Data records for software interfaces
○ ○ ○ ○ ○ ○ ○

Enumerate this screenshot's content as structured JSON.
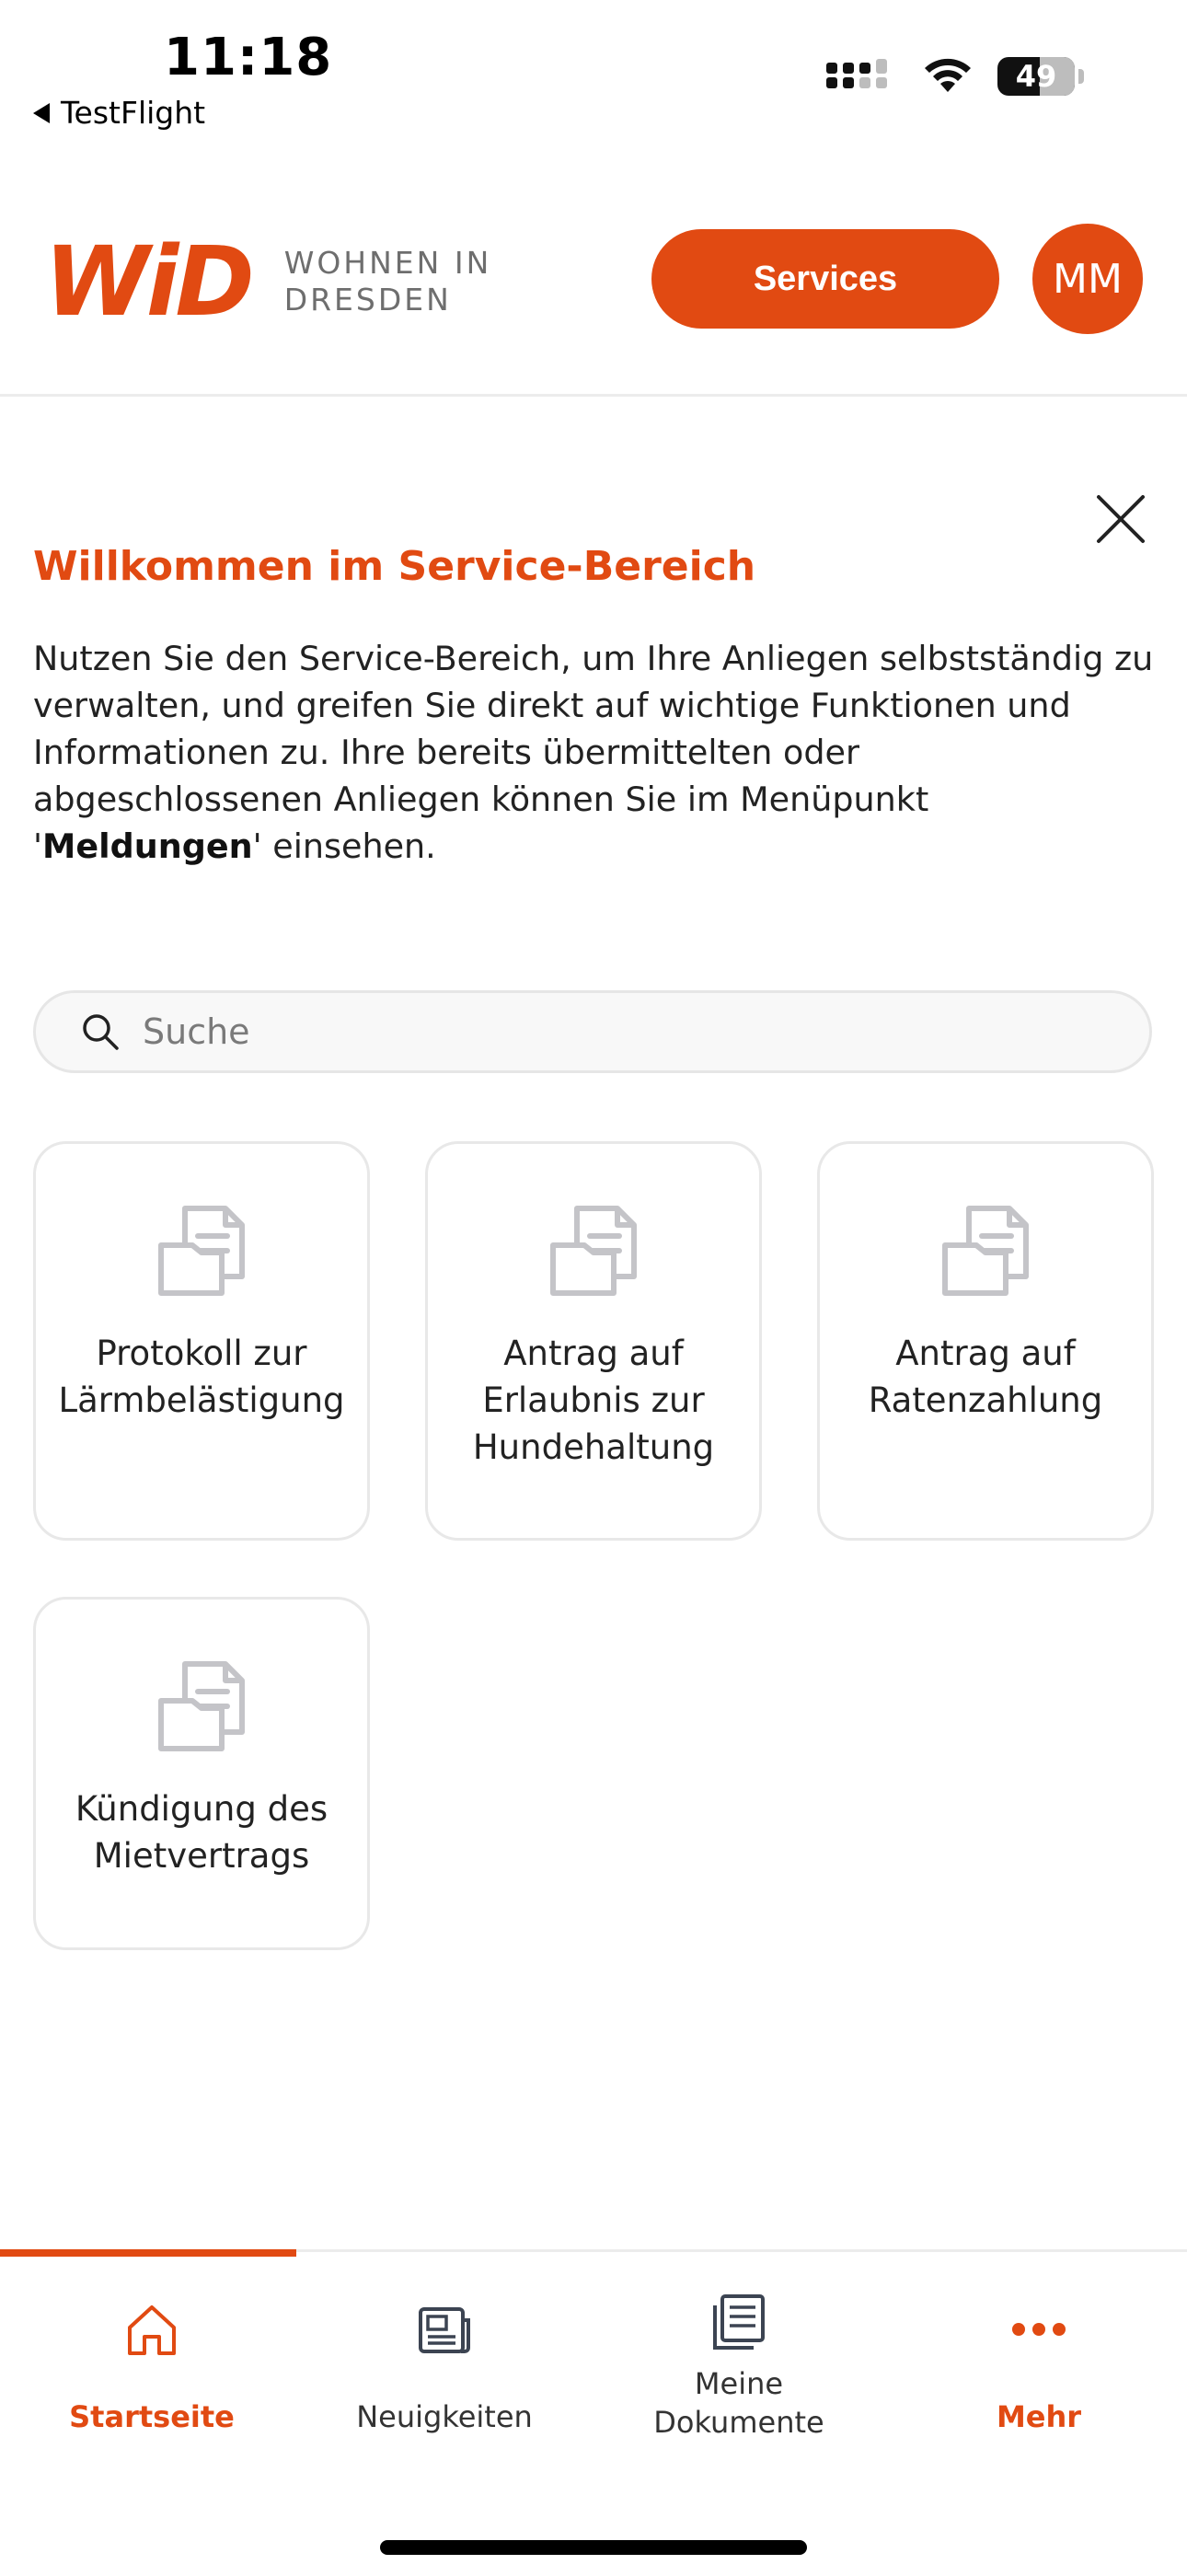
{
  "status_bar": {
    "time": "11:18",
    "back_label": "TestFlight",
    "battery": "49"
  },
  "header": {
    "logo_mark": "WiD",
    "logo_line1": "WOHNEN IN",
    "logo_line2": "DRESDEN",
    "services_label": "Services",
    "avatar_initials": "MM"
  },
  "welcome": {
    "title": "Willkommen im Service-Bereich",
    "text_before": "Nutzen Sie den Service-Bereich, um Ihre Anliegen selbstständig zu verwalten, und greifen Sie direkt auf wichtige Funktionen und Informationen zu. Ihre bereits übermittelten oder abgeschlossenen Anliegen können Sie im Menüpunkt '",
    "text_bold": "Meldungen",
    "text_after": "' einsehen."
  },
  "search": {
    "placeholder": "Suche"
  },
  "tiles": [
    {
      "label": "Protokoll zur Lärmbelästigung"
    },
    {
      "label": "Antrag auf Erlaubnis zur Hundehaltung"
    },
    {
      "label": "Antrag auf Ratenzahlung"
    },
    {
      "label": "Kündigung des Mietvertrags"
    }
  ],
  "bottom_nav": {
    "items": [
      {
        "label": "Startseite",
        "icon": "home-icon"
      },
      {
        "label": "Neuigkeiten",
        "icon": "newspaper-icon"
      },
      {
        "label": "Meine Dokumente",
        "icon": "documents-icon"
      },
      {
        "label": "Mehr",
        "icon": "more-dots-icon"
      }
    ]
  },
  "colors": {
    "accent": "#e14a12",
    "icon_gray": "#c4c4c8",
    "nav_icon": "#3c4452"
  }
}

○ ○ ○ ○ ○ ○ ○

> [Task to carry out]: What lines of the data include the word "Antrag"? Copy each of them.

> [Expected answer]:
      "label": "Antrag auf Erlaubnis zur Hundehaltung"
      "label": "Antrag auf Ratenzahlung"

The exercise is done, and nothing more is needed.